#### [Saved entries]
◇ ◇ ◇ ◇ ◇

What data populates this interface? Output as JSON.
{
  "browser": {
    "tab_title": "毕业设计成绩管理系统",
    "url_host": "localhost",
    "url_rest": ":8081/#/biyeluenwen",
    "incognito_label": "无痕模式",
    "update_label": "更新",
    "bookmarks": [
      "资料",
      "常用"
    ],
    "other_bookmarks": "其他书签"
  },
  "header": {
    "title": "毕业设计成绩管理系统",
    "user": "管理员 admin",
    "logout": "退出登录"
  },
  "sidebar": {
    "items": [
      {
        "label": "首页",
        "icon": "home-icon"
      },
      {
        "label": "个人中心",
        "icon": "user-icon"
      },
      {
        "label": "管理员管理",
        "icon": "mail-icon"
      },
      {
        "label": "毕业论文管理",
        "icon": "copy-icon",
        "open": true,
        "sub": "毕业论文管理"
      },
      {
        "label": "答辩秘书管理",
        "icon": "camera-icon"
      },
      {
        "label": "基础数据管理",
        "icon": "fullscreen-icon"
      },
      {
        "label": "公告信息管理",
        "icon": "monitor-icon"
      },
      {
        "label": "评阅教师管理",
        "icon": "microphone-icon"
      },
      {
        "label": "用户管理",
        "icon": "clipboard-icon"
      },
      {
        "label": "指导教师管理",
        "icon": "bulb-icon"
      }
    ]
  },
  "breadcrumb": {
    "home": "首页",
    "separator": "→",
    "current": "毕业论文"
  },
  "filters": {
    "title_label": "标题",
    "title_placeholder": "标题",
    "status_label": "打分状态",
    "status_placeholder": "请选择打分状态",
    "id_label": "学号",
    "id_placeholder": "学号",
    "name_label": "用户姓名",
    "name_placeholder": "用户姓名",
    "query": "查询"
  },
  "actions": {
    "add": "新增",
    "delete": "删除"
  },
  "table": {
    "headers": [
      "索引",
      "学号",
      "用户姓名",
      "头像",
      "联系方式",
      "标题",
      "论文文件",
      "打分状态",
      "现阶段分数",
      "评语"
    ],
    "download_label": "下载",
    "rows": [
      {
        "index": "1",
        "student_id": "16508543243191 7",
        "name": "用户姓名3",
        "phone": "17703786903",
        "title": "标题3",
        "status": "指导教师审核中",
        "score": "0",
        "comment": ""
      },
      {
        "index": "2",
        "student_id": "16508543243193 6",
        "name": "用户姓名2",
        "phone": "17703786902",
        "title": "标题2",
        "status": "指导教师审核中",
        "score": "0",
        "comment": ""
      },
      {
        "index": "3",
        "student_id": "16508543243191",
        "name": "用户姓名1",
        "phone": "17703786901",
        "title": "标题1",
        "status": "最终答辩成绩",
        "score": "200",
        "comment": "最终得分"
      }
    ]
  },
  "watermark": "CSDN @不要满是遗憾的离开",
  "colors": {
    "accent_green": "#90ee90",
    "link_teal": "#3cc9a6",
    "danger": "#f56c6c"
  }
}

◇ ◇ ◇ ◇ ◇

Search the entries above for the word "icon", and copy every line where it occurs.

        "icon": "home-icon"
        "icon": "user-icon"
        "icon": "mail-icon"
        "icon": "copy-icon",
        "icon": "camera-icon"
        "icon": "fullscreen-icon"
        "icon": "monitor-icon"
        "icon": "microphone-icon"
        "icon": "clipboard-icon"
        "icon": "bulb-icon"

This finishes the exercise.